- Watch this. You Suck at Powerpoint: 5 Shocking Design Mistakes You Need To Avoid. It’s brilliant.
Finally, I think the most important thing I can say is “You are a better speaker than you think you are, and no-one thinks you look nervous.” Practically everyone I know has said at some point “Oh that went really badly, I bet everyone could tell I was nervous” and genuinely in not a single case has that been true. Remember you are far more aware of your body and any slight differences in your voice than anyone else in the audience. They are also far more interested in the talk and the slides than wondering if you look a bit peaky. And even if they do, if anything I think it can make them more sympathetic! We’ve all been there after all.

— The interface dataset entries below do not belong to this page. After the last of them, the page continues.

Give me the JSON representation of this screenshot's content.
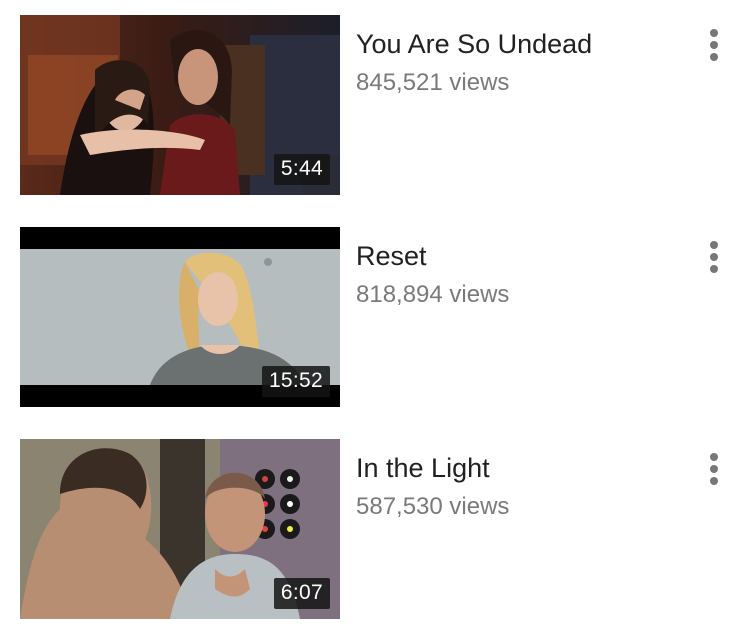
{
  "videos": [
    {
      "title": "You Are So Undead",
      "views": "845,521 views",
      "duration": "5:44",
      "thumbnail": "two-women-embrace-scene"
    },
    {
      "title": "Reset",
      "views": "818,894 views",
      "duration": "15:52",
      "thumbnail": "blonde-woman-letterbox-scene"
    },
    {
      "title": "In the Light",
      "views": "587,530 views",
      "duration": "6:07",
      "thumbnail": "two-men-room-scene"
    }
  ],
  "icons": {
    "menu": "more-vert-icon"
  },
  "colors": {
    "title": "#212121",
    "views": "#7a7a7a",
    "badge": "#141414",
    "menu": "#777777"
  }
}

The other fear I know everyone has is that someone in the audience will make their life miserable during the Q&A. Again, most audiences I’ve known are friendly. Most conferences now have half a dozen parallel sessions competing for audience interest, so remember that if they’ve turned up to yours it’s because they are genuinely interested in what you have to present. Yes, they might ask hard questions, but because they really want to know the answer – they think the work you do is important and so we should ask important questions about it. There’s also nothing wrong with saying “I hadn’t thought about that.” Maybe follow with “That’s really useful to bring up thank you – could we perhaps a quick chat about it after the talk?” This stops you getting embroiled in a live debate on stage (if you’re the kind of person who doesn’t enjoy that!), will probably flatter the person asking the question, and best of all gives you an opportunity to have a proper discussion with someone who might be able to help you.
I guess it’s possible that there could be a conference where your boss’s worst enemy is there and deliberately attempting to trip you up or humiliate you. If this ever does happen though, be assured that the rest of the audience can spot it a mile off, and insolent people like me are probably already making disparaging comments about them on twitter.
This piece originally appeared on the author’s personal blog and is reposted with permission.
Note: This article gives the views of the author, and not the position of the Impact of Social Science blog, nor of the London School of Economics. Please review our Comments Policy if you have any concerns on posting a comment below.
Sarah Knowles is a Research Fellow with the NIHR School for Primary Care Research. She currently works in the Centre for Primary Care at the University of Manchester. Her research focuses on mental health, and she works on a variety of randomised controlled trials, systematic reviews and qualitative studies to evaluate mental health treatments. Her main research interests are e-health and mental health technologies, co-morbidity of mental and physical health problems, user-led design and patient and public involvement in research. She tweets @dr_know.